Extracted entries:
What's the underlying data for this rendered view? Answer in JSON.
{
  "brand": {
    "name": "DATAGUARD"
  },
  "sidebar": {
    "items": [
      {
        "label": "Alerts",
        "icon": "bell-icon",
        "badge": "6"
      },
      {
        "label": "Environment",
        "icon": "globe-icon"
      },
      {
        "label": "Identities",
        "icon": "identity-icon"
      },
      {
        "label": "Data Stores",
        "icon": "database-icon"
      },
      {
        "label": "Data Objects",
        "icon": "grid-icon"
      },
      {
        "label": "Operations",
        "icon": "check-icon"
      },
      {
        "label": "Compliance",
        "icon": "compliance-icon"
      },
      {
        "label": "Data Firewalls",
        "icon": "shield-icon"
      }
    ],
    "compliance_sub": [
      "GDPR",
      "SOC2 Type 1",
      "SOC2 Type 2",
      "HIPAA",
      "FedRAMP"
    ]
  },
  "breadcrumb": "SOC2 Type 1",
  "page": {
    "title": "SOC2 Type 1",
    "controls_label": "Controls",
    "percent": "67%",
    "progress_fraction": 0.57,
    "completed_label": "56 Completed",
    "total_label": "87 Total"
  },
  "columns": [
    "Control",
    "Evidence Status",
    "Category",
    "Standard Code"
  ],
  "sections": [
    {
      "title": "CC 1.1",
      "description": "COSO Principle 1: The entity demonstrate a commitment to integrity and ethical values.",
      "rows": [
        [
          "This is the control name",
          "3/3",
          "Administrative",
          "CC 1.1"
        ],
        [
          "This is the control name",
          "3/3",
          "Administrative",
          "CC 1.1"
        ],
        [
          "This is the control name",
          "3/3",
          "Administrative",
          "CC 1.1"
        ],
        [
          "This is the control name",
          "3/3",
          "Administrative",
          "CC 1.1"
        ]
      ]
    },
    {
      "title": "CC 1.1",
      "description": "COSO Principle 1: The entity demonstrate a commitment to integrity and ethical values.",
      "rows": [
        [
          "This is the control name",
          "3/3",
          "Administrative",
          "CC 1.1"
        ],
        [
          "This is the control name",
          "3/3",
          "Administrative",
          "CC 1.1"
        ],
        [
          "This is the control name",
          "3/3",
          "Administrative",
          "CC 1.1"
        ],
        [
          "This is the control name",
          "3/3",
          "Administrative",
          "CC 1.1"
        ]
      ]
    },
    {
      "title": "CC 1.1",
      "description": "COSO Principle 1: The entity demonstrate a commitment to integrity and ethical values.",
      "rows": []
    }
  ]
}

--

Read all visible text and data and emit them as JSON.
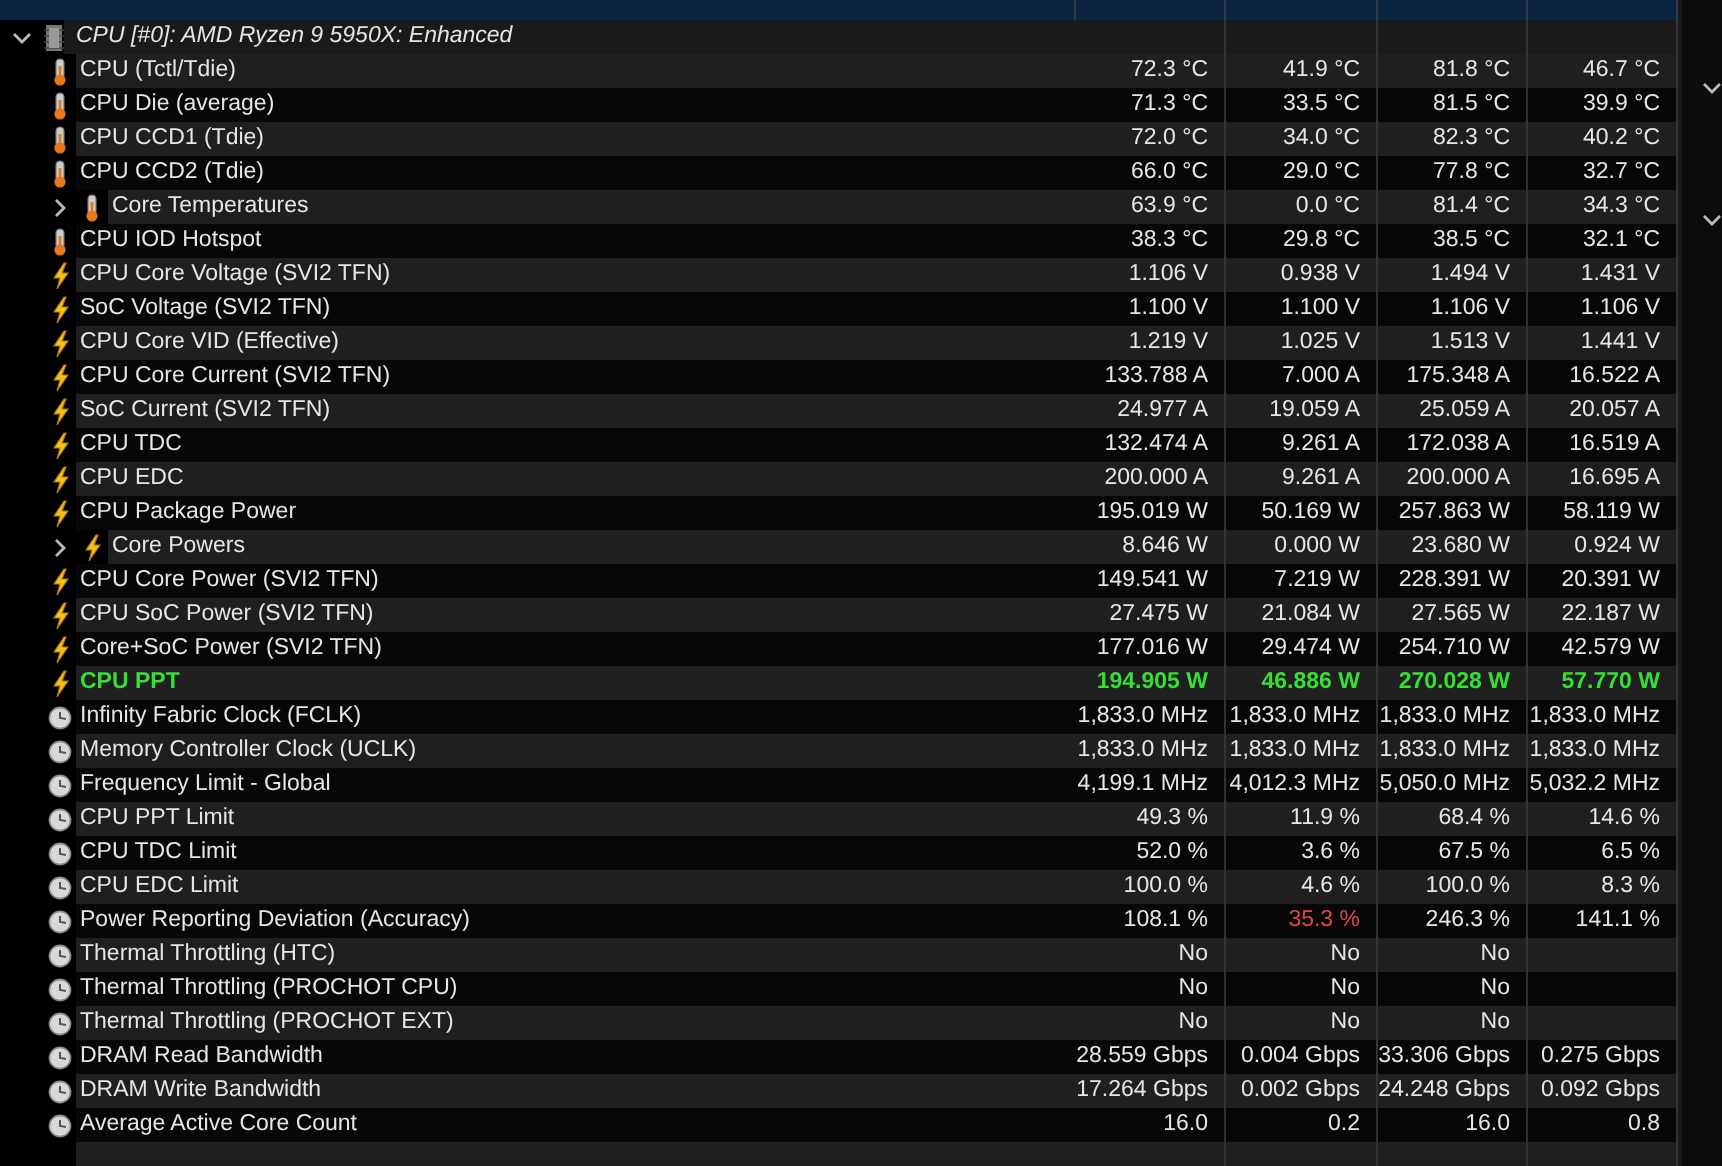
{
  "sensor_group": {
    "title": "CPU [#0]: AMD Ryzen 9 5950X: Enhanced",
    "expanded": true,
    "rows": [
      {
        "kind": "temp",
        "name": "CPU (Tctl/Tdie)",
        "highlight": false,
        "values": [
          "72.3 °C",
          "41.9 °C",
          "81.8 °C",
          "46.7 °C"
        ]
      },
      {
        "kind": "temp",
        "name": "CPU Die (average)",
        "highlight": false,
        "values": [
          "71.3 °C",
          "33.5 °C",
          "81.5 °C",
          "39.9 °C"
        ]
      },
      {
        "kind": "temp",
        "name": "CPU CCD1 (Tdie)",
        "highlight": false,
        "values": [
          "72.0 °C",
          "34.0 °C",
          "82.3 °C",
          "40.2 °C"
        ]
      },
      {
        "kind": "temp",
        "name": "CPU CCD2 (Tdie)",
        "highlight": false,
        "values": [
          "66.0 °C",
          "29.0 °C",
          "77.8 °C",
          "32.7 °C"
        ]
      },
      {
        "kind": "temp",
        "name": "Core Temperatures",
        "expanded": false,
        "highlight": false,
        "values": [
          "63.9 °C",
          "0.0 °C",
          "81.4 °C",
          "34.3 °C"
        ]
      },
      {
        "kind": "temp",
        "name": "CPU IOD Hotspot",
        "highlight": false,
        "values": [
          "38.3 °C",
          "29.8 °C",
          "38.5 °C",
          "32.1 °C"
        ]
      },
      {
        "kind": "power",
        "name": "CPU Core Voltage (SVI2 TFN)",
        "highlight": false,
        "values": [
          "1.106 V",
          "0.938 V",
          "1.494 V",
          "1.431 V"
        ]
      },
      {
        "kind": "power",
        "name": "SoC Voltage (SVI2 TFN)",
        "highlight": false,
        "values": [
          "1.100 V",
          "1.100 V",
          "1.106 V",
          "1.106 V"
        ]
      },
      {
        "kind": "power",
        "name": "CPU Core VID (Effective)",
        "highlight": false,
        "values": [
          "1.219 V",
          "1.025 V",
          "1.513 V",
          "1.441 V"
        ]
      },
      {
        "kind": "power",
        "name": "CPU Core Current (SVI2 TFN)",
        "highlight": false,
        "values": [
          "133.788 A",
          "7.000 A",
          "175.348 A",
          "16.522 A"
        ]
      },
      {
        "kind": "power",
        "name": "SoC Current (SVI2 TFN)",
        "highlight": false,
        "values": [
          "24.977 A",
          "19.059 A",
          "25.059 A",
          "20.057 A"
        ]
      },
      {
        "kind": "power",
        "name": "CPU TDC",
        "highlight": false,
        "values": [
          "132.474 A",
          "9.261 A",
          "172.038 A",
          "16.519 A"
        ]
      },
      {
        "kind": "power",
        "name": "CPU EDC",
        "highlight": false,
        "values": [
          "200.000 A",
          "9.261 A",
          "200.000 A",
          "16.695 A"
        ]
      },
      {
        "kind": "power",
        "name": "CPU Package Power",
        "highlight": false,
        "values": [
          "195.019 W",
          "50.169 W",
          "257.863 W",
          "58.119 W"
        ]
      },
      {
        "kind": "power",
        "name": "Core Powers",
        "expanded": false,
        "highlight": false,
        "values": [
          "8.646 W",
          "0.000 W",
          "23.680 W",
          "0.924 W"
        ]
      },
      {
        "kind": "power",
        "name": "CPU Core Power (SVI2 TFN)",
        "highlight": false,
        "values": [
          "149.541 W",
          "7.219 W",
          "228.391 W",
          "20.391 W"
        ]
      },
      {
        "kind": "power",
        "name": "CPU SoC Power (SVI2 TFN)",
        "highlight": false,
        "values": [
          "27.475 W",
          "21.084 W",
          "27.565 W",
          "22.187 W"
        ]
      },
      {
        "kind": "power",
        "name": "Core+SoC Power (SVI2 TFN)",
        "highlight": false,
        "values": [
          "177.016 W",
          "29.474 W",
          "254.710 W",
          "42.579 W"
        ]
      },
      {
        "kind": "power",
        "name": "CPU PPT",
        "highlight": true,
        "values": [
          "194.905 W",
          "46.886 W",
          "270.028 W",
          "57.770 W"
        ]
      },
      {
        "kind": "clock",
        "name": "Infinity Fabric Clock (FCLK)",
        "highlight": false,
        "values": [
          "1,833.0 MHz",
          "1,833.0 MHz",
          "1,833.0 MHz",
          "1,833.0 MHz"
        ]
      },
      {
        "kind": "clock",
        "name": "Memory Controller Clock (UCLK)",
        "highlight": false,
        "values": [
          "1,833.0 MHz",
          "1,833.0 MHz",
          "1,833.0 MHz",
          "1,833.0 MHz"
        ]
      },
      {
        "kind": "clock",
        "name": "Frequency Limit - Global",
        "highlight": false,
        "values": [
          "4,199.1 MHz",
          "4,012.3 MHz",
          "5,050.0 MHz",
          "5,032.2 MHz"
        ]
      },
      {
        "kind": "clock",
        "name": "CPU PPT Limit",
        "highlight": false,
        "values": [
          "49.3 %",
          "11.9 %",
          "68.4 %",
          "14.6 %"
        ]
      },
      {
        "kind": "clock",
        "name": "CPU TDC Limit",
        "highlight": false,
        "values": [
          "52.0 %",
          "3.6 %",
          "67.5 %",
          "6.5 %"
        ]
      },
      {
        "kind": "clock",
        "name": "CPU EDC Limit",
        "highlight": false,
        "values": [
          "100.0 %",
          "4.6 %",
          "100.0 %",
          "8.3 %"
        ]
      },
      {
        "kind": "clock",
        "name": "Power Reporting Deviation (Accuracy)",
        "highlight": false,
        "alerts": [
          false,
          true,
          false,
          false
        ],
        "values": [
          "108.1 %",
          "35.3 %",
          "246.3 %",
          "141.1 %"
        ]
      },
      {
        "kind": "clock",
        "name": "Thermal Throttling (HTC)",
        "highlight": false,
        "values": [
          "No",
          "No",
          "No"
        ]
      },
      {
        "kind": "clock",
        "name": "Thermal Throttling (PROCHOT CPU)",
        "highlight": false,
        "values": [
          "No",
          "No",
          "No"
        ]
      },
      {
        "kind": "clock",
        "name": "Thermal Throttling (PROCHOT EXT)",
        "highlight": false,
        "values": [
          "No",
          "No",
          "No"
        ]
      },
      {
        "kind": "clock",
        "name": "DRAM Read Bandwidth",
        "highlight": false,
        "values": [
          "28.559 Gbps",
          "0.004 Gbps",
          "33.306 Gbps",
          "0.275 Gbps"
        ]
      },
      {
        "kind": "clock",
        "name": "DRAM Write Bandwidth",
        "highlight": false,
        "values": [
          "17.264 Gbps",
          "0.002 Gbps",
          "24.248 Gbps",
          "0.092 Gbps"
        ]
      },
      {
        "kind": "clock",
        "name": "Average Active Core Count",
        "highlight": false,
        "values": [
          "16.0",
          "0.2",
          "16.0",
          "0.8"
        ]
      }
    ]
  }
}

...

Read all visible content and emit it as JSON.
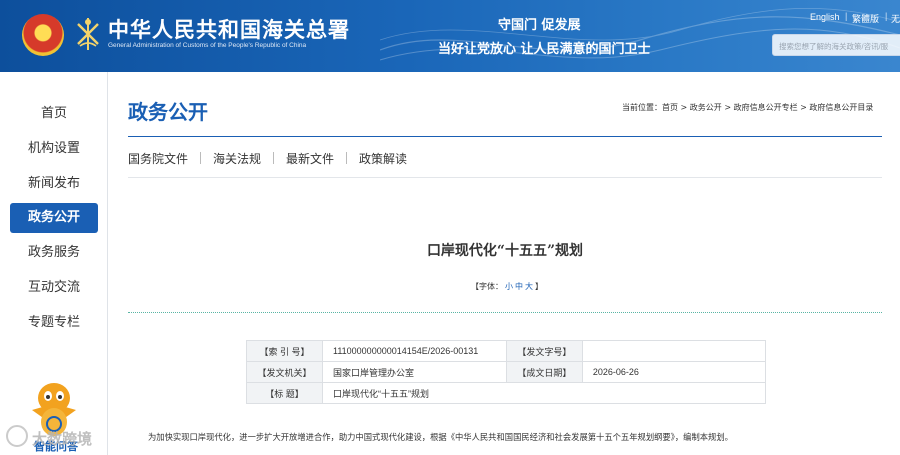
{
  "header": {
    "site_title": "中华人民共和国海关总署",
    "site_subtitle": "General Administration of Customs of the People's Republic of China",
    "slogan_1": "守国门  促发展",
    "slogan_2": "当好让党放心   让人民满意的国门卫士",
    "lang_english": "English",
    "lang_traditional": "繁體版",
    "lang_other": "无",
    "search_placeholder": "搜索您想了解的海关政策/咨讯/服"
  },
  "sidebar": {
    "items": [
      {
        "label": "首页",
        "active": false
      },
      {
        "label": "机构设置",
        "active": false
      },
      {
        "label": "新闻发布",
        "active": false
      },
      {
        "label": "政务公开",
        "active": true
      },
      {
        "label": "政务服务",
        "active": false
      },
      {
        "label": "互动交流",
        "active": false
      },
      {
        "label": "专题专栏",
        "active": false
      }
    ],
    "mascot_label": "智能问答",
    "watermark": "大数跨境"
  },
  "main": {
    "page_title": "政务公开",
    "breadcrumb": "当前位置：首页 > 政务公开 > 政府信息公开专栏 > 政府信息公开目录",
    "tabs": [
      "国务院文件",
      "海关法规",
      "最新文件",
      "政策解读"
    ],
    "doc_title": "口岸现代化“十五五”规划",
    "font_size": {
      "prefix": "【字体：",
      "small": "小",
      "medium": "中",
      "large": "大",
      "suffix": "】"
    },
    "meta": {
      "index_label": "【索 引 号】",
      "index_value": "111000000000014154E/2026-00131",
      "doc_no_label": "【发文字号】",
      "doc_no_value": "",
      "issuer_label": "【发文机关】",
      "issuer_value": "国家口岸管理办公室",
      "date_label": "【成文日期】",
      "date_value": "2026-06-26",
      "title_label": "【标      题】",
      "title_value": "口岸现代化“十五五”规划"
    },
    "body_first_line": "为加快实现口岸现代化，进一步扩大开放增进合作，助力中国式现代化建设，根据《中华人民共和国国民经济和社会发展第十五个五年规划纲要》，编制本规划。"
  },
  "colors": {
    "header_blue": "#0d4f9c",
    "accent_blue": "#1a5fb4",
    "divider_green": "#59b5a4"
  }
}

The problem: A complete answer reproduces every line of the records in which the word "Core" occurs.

Answer box:
        "name": "Core Temperatures",
        "name": "CPU Core Voltage (SVI2 TFN)",
        "name": "CPU Core VID (Effective)",
        "name": "CPU Core Current (SVI2 TFN)",
        "name": "Core Powers",
        "name": "CPU Core Power (SVI2 TFN)",
        "name": "Core+SoC Power (SVI2 TFN)",
        "name": "Average Active Core Count",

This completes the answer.